**** SOURCE MATERIAL ****
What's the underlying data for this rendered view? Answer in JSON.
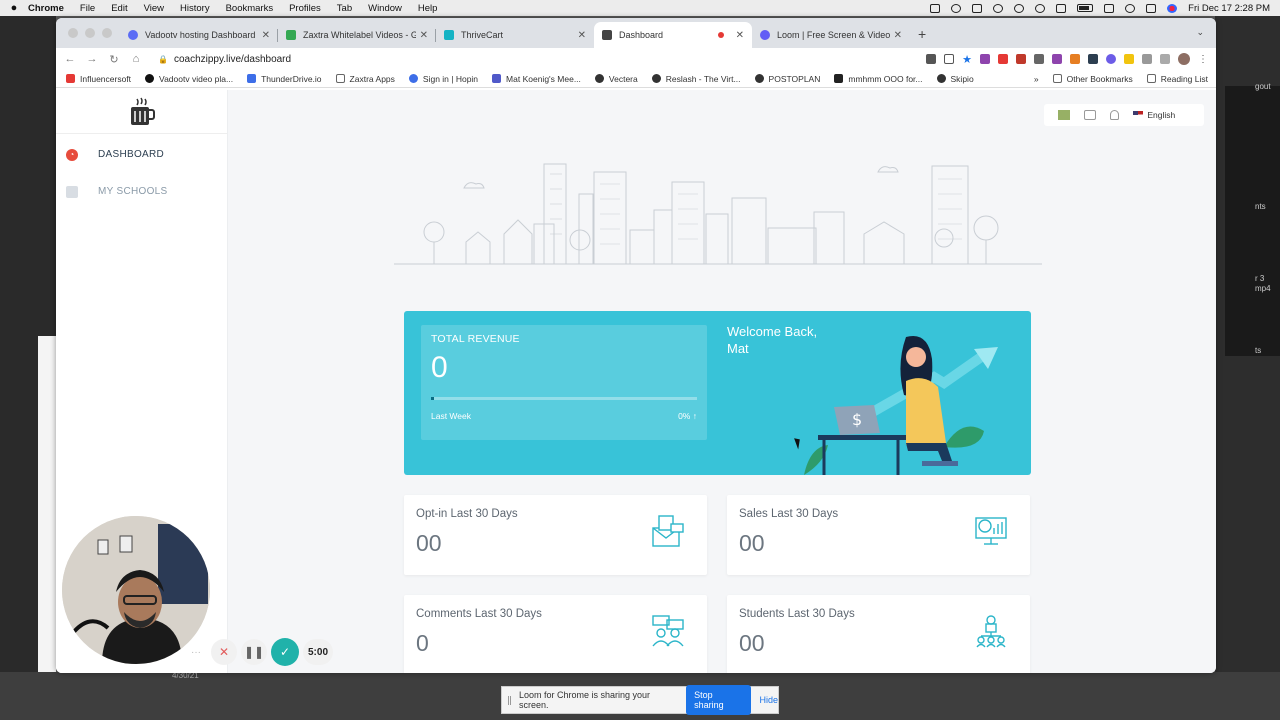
{
  "menubar": {
    "app": "Chrome",
    "menus": [
      "File",
      "Edit",
      "View",
      "History",
      "Bookmarks",
      "Profiles",
      "Tab",
      "Window",
      "Help"
    ],
    "clock": "Fri Dec 17  2:28 PM"
  },
  "browser": {
    "tabs": [
      {
        "label": "Vadootv hosting Dashboard Re",
        "color": "#5b6cf5"
      },
      {
        "label": "Zaxtra Whitelabel Videos - Go",
        "color": "#34a853"
      },
      {
        "label": "ThriveCart",
        "color": "#15b3c4"
      },
      {
        "label": "Dashboard",
        "color": "#444444"
      },
      {
        "label": "Loom | Free Screen & Video Re",
        "color": "#625df5"
      }
    ],
    "url": "coachzippy.live/dashboard",
    "bookmarks": [
      {
        "label": "Influencersoft",
        "color": "#e53935"
      },
      {
        "label": "Vadootv video pla...",
        "color": "#111111"
      },
      {
        "label": "ThunderDrive.io",
        "color": "#3d6ee8"
      },
      {
        "label": "Zaxtra Apps",
        "color": "#888888"
      },
      {
        "label": "Sign in | Hopin",
        "color": "#3d6ee8"
      },
      {
        "label": "Mat Koenig's Mee...",
        "color": "#5059c9"
      },
      {
        "label": "Vectera",
        "color": "#333333"
      },
      {
        "label": "Reslash - The Virt...",
        "color": "#333333"
      },
      {
        "label": "POSTOPLAN",
        "color": "#333333"
      },
      {
        "label": "mmhmm OOO for...",
        "color": "#222222"
      },
      {
        "label": "Skipio",
        "color": "#333333"
      }
    ],
    "other_bookmarks": "Other Bookmarks",
    "reading_list": "Reading List"
  },
  "sidebar": {
    "items": [
      {
        "label": "DASHBOARD",
        "active": true
      },
      {
        "label": "MY SCHOOLS",
        "active": false
      }
    ]
  },
  "topright": {
    "language": "English"
  },
  "revenue": {
    "label": "TOTAL REVENUE",
    "value": "0",
    "period": "Last Week",
    "change": "0%",
    "progress": 0,
    "welcome_line1": "Welcome Back,",
    "welcome_name": "Mat"
  },
  "stats": [
    {
      "label": "Opt-in Last 30 Days",
      "value": "00"
    },
    {
      "label": "Sales Last 30 Days",
      "value": "00"
    },
    {
      "label": "Comments Last 30 Days",
      "value": "0"
    },
    {
      "label": "Students Last 30 Days",
      "value": "00"
    }
  ],
  "loom": {
    "timer": "5:00",
    "share_text": "Loom for Chrome is sharing your screen.",
    "stop_label": "Stop sharing",
    "hide_label": "Hide"
  },
  "background": {
    "right_texts": [
      "gout",
      "nts",
      "r 3",
      "mp4",
      "ts"
    ],
    "bottom_text": "4/30/21"
  },
  "colors": {
    "accent": "#38c3d8",
    "brand_red": "#e74c3c",
    "icon_teal": "#2bb5c9"
  }
}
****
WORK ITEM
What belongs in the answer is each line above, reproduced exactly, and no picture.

SOLUTION TO THE EXERCISE
What's the underlying data for this rendered view? Answer in JSON.
{
  "menubar": {
    "app": "Chrome",
    "menus": [
      "File",
      "Edit",
      "View",
      "History",
      "Bookmarks",
      "Profiles",
      "Tab",
      "Window",
      "Help"
    ],
    "clock": "Fri Dec 17  2:28 PM"
  },
  "browser": {
    "tabs": [
      {
        "label": "Vadootv hosting Dashboard Re",
        "color": "#5b6cf5"
      },
      {
        "label": "Zaxtra Whitelabel Videos - Go",
        "color": "#34a853"
      },
      {
        "label": "ThriveCart",
        "color": "#15b3c4"
      },
      {
        "label": "Dashboard",
        "color": "#444444"
      },
      {
        "label": "Loom | Free Screen & Video Re",
        "color": "#625df5"
      }
    ],
    "url": "coachzippy.live/dashboard",
    "bookmarks": [
      {
        "label": "Influencersoft",
        "color": "#e53935"
      },
      {
        "label": "Vadootv video pla...",
        "color": "#111111"
      },
      {
        "label": "ThunderDrive.io",
        "color": "#3d6ee8"
      },
      {
        "label": "Zaxtra Apps",
        "color": "#888888"
      },
      {
        "label": "Sign in | Hopin",
        "color": "#3d6ee8"
      },
      {
        "label": "Mat Koenig's Mee...",
        "color": "#5059c9"
      },
      {
        "label": "Vectera",
        "color": "#333333"
      },
      {
        "label": "Reslash - The Virt...",
        "color": "#333333"
      },
      {
        "label": "POSTOPLAN",
        "color": "#333333"
      },
      {
        "label": "mmhmm OOO for...",
        "color": "#222222"
      },
      {
        "label": "Skipio",
        "color": "#333333"
      }
    ],
    "other_bookmarks": "Other Bookmarks",
    "reading_list": "Reading List"
  },
  "sidebar": {
    "items": [
      {
        "label": "DASHBOARD",
        "active": true
      },
      {
        "label": "MY SCHOOLS",
        "active": false
      }
    ]
  },
  "topright": {
    "language": "English"
  },
  "revenue": {
    "label": "TOTAL REVENUE",
    "value": "0",
    "period": "Last Week",
    "change": "0%",
    "progress": 0,
    "welcome_line1": "Welcome Back,",
    "welcome_name": "Mat"
  },
  "stats": [
    {
      "label": "Opt-in Last 30 Days",
      "value": "00"
    },
    {
      "label": "Sales Last 30 Days",
      "value": "00"
    },
    {
      "label": "Comments Last 30 Days",
      "value": "0"
    },
    {
      "label": "Students Last 30 Days",
      "value": "00"
    }
  ],
  "loom": {
    "timer": "5:00",
    "share_text": "Loom for Chrome is sharing your screen.",
    "stop_label": "Stop sharing",
    "hide_label": "Hide"
  },
  "background": {
    "right_texts": [
      "gout",
      "nts",
      "r 3",
      "mp4",
      "ts"
    ],
    "bottom_text": "4/30/21"
  },
  "colors": {
    "accent": "#38c3d8",
    "brand_red": "#e74c3c",
    "icon_teal": "#2bb5c9"
  }
}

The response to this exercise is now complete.